§ **Assignment**
Look through the material below and copy every line containing the word "image".

§ **Records for processing**
|---|
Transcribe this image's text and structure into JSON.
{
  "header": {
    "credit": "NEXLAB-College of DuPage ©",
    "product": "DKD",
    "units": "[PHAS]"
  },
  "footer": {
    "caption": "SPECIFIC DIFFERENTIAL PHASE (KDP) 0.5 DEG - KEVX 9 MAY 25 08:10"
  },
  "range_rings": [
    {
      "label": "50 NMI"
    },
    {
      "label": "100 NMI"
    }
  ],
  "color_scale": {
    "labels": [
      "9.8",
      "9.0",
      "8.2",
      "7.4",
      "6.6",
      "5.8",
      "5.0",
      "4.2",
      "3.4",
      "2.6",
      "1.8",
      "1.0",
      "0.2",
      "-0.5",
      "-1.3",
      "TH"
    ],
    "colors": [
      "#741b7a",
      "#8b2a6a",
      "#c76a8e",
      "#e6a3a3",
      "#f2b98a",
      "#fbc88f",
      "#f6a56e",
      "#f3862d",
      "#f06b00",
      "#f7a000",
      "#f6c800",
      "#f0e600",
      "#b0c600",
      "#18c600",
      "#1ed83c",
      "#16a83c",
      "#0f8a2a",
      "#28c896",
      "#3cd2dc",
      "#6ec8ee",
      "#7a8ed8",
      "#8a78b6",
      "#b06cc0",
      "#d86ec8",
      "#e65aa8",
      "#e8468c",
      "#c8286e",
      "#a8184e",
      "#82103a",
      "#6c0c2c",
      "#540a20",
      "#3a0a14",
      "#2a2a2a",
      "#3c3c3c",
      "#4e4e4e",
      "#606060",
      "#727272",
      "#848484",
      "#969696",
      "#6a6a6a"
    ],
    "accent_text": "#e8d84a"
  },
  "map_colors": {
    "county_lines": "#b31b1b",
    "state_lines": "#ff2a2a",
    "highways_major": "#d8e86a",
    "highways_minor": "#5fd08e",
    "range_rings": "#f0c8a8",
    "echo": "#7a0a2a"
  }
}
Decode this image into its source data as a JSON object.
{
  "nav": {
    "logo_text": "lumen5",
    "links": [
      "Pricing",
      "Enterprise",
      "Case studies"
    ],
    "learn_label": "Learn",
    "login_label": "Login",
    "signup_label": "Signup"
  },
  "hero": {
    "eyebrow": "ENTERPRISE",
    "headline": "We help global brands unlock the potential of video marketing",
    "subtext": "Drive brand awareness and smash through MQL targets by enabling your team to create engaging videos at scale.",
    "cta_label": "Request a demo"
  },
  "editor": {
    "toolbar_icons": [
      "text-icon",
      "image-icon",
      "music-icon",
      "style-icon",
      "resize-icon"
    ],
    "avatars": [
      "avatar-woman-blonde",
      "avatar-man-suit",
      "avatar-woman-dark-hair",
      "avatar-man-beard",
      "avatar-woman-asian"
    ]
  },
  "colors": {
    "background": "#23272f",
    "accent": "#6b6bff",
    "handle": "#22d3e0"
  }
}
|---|
§ **Result for this exercise**
Transcribe this image's text and structure into JSON.
Decode this image into its source data as a JSON object.
      "image-icon",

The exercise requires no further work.